The state Department of Land and Natural Resources says the companies next Monday will act to comply with a state water commission order issued in June.
But the move is unlikely to satisfy two Maui groups who want the companies to return more water than the commission ordered.
Hui o Na Wai Eha and Maui Tomorrow appealed the water commission’s ruling in state court last month.
They say they’re being deprived of the water they need to grow taro and restore natural habitat.
The state Commission on Water Resource Management has ordered 12.5 million gallons of water per day be restored to the Na Wai Eha streams, about one-third of the water that was being considered for restoration a year ago.
The decision released on Thursday addresses a years-long effort by environmental and Native Hawaiian groups to force former sugar plantations and the County of Maui to put back some of the water being diverted from four streams that run out of the West Maui Mountains to Central Maui.
Under the order:
- Waihee stream would be restored to 10 million gallons per day.
- North Waiehu stream would get 1.6 mgd.
- South Waiehu stream would get 0.9 mgd.
- Iao and Waikapu streams would remain at current levels.
Approximately 60 million to 70 million gallons per day are diverted from Na Wai Eha, or the four waters of the West Maui Mountains. In April 2009, Water commission hearings officer Dr. Lawrence Miike issued a "proposed decision" to restore 34.5 million gallons to the streams.
Throughout the dispute, environmentalists and Native Hawaiian groups have argued that restoring water to the streams is necessary for taro farming and to provide habitat for aquatic life. Hawaiian Commercial & Sugar has argued the water is critical for already tenuous sugar farming operations.
By CHRIS HAMILTON, Staff Writer
State Commission on Water Resource Management Chairwoman Laura Thielen on Friday called the panel’s decision last week to put millions of gallons of water a day back into East Maui’s streams "groundbreaking."
For more than 125 years, Hawaiian Commercial & Sugar Co. has diverted water from the East Maui watershed for its sugar cane cultivation in Central Maui.
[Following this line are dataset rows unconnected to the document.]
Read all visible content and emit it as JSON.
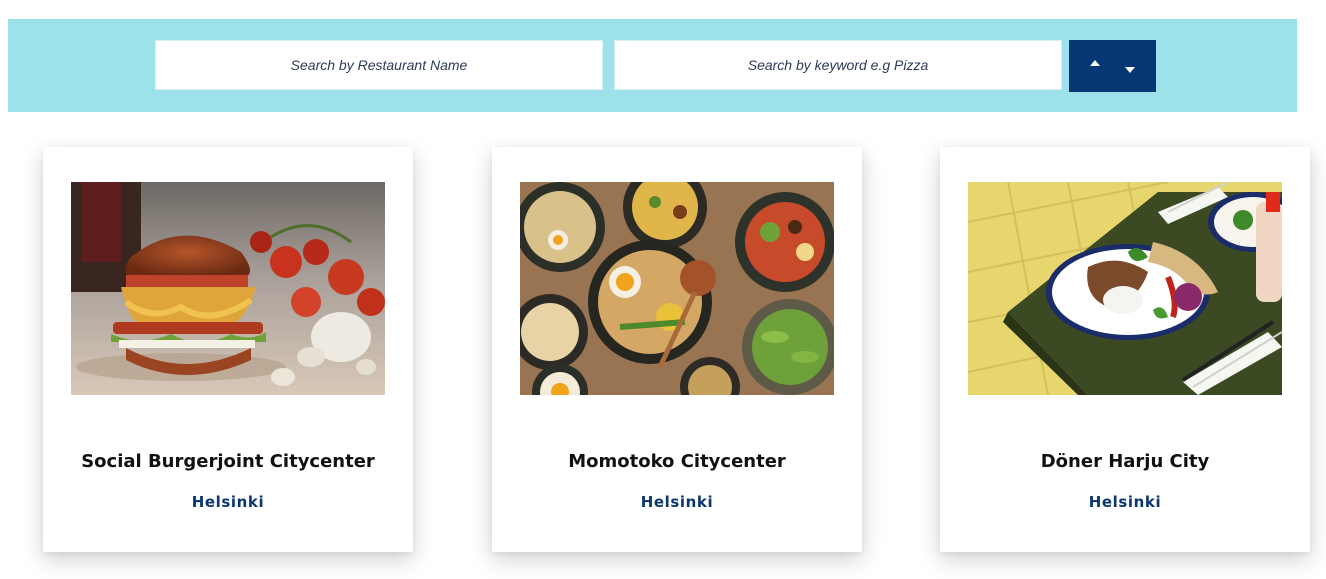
{
  "search": {
    "name_placeholder": "Search by Restaurant Name",
    "keyword_placeholder": "Search by keyword e.g Pizza"
  },
  "sort": {
    "up_icon": "caret-up-icon",
    "down_icon": "caret-down-icon"
  },
  "colors": {
    "search_bar_bg": "#9de2ea",
    "sort_bg": "#043773",
    "city_text": "#0a3770"
  },
  "restaurants": [
    {
      "name": "Social Burgerjoint Citycenter",
      "city": "Helsinki",
      "image": "burger-photo"
    },
    {
      "name": "Momotoko Citycenter",
      "city": "Helsinki",
      "image": "ramen-bowls-photo"
    },
    {
      "name": "Döner Harju City",
      "city": "Helsinki",
      "image": "doner-plate-photo"
    }
  ]
}
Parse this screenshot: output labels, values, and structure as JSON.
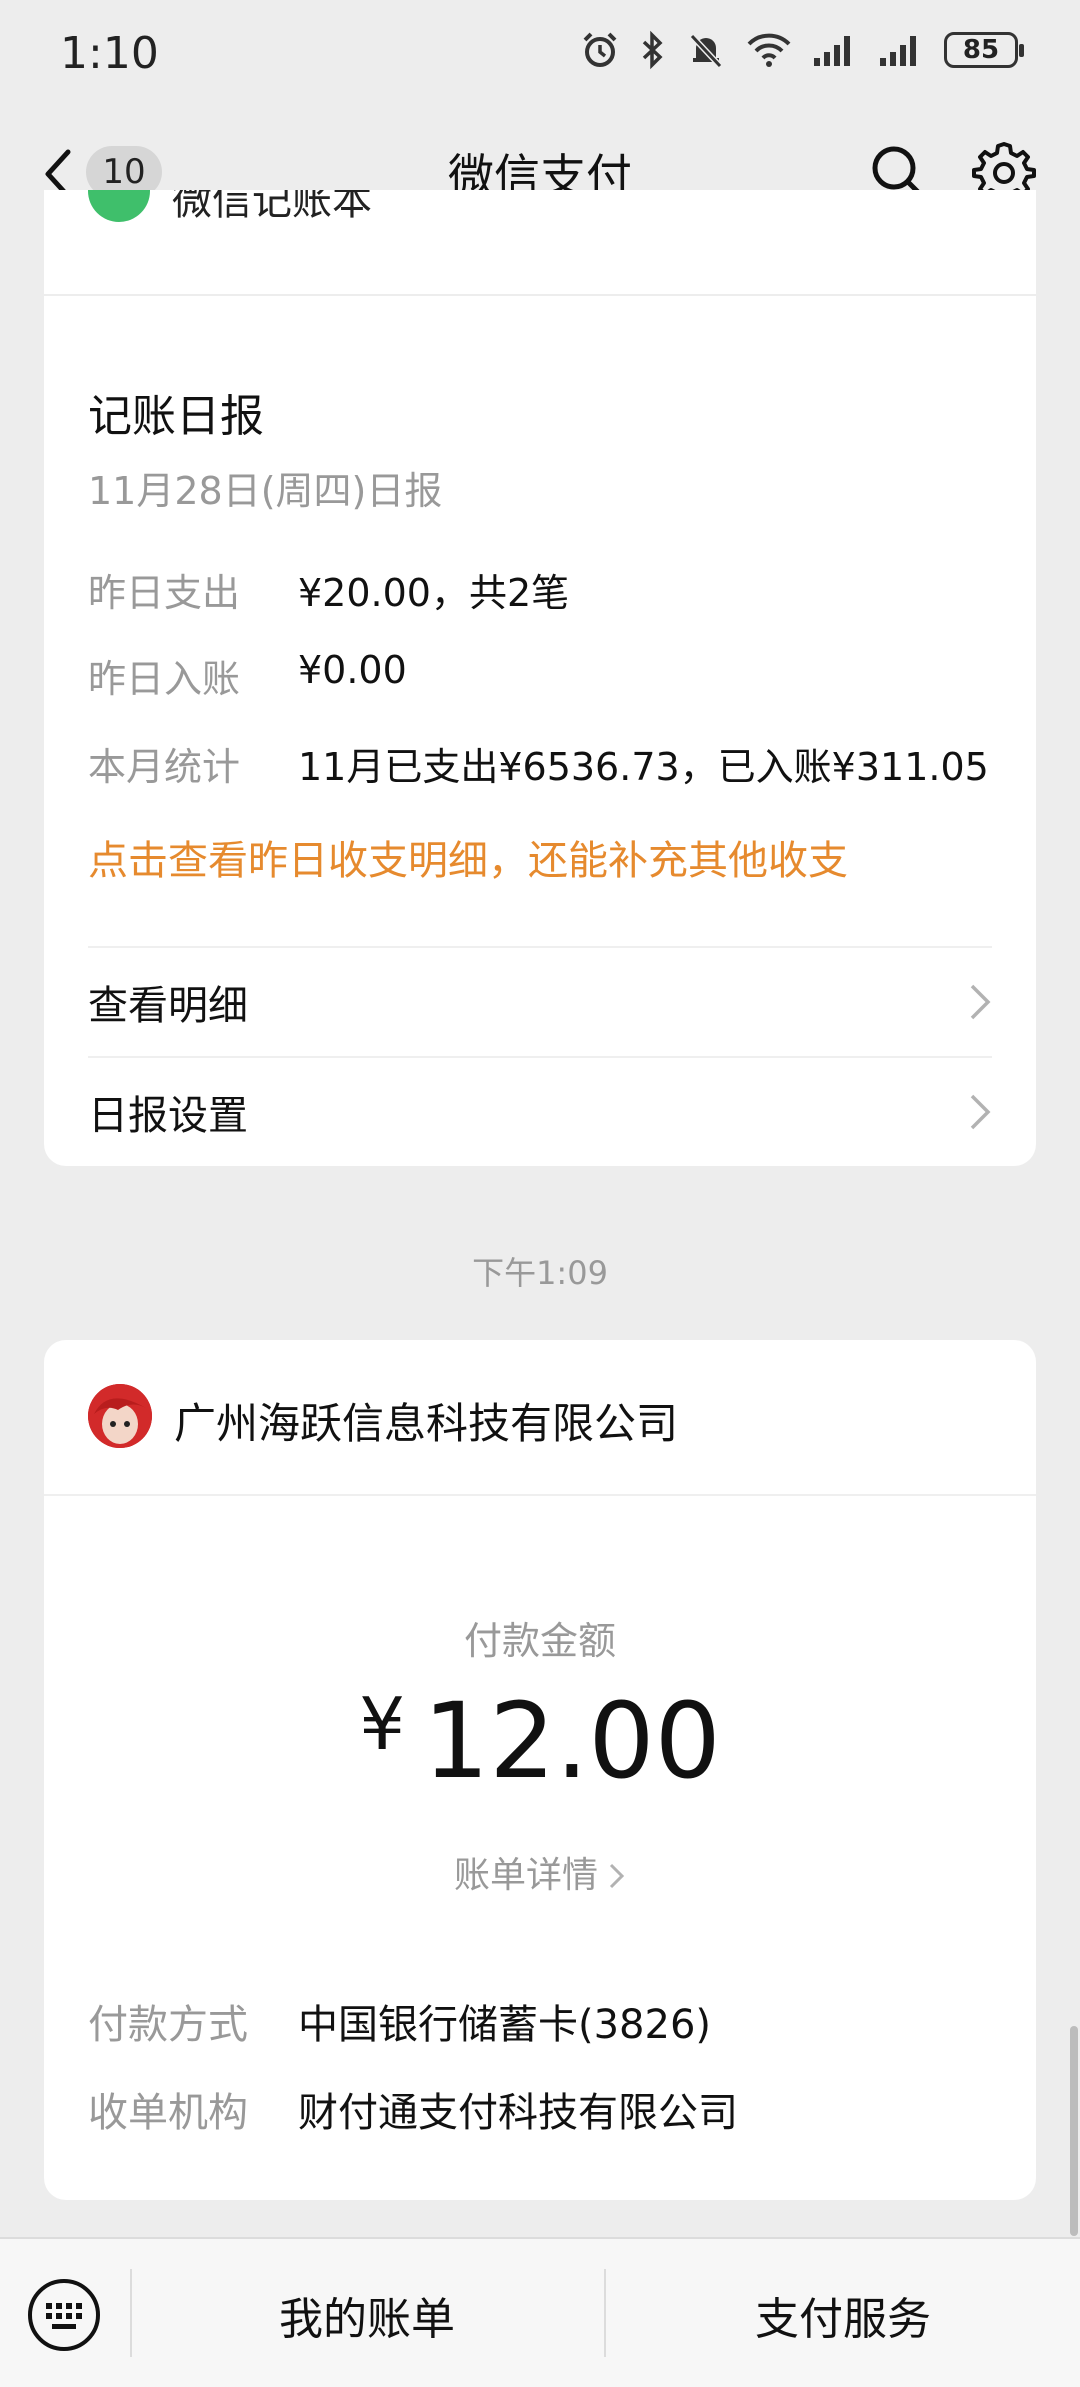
{
  "status_bar": {
    "time": "1:10",
    "battery": "85"
  },
  "nav": {
    "unread_count": "10",
    "title": "微信支付"
  },
  "previous_card": {
    "name": "微信记账本"
  },
  "report": {
    "title": "记账日报",
    "date": "11月28日(周四)日报",
    "rows": [
      {
        "label": "昨日支出",
        "value": "¥20.00，共2笔"
      },
      {
        "label": "昨日入账",
        "value": "¥0.00"
      },
      {
        "label": "本月统计",
        "value": "11月已支出¥6536.73，已入账¥311.05"
      }
    ],
    "tip": "点击查看昨日收支明细，还能补充其他收支",
    "menu": [
      {
        "label": "查看明细"
      },
      {
        "label": "日报设置"
      }
    ]
  },
  "timestamp": "下午1:09",
  "payment": {
    "merchant": "广州海跃信息科技有限公司",
    "amount_label": "付款金额",
    "currency": "¥",
    "amount": "12.00",
    "bill_detail": "账单详情",
    "rows": [
      {
        "label": "付款方式",
        "value": "中国银行储蓄卡(3826)"
      },
      {
        "label": "收单机构",
        "value": "财付通支付科技有限公司"
      }
    ]
  },
  "bottom_bar": {
    "tabs": [
      {
        "label": "我的账单"
      },
      {
        "label": "支付服务"
      }
    ]
  }
}
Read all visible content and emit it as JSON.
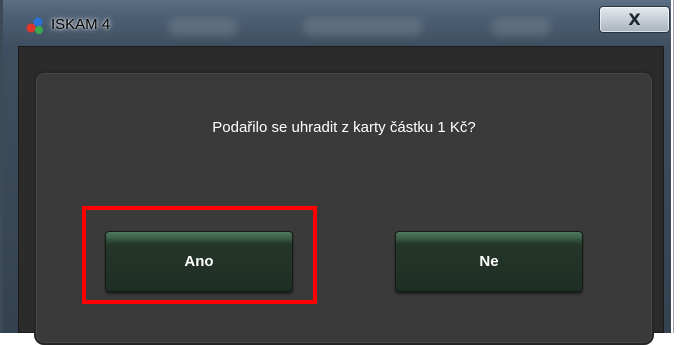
{
  "window": {
    "title": "ISKAM 4",
    "close_glyph": "X"
  },
  "dialog": {
    "message": "Podařilo se uhradit z karty částku 1 Kč?",
    "yes_label": "Ano",
    "no_label": "Ne"
  },
  "icons": {
    "app": "iskam-app-icon",
    "close": "close-icon"
  },
  "colors": {
    "highlight": "#ff0000",
    "button_text": "#ffffff",
    "panel": "#3a3a3a"
  }
}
Maui County also uses stream water to supply 10,000 customers Upcountry, including farmers and ranchers.
In a statement issued by the state Department of Land and Natural Resources, which Thielen also heads, she called Tuesday’s 5-1 vote during a Paia meeting "a flexible approach that meets most of the needs of competing water demands."
The commission’s decision also "strongly emphasized responsible management of public trust resources," Thielen said. For the first time, HC&S must monitor and report water in its irrigation system to the state. And Maui County must fix its leaky Waikamoi flume within three years, a process already under way.
"Maui County and HC&S need to make the necessary investments to repair existing infrastructure and to develop responsible and reliable alternative water sources to meet their critical domestic and agricultural water needs," Thielen said.
Hui o Ko’olaupoko and KEY Project have partnered to host an educational watershed tour to help empower people to become familiar with them and to take actions to improve them.
The tour is from 9 a.m. to noon June 12 at KEY Project, 47-200 Waihe’e Road.
The Waihe’e Watershed walk includes a visit to the wetland at the mouth of Waihe’e Stream, a historic house, lo’i sites in Waihe’e Valley and a hike to a nearby waterfall.
Space is limited and reservations are required; call 381-7202.
Participants should wear long pants, comfortable hiking shoes and sun protection. Bring water, lunch or snack, insect repellant and a camera.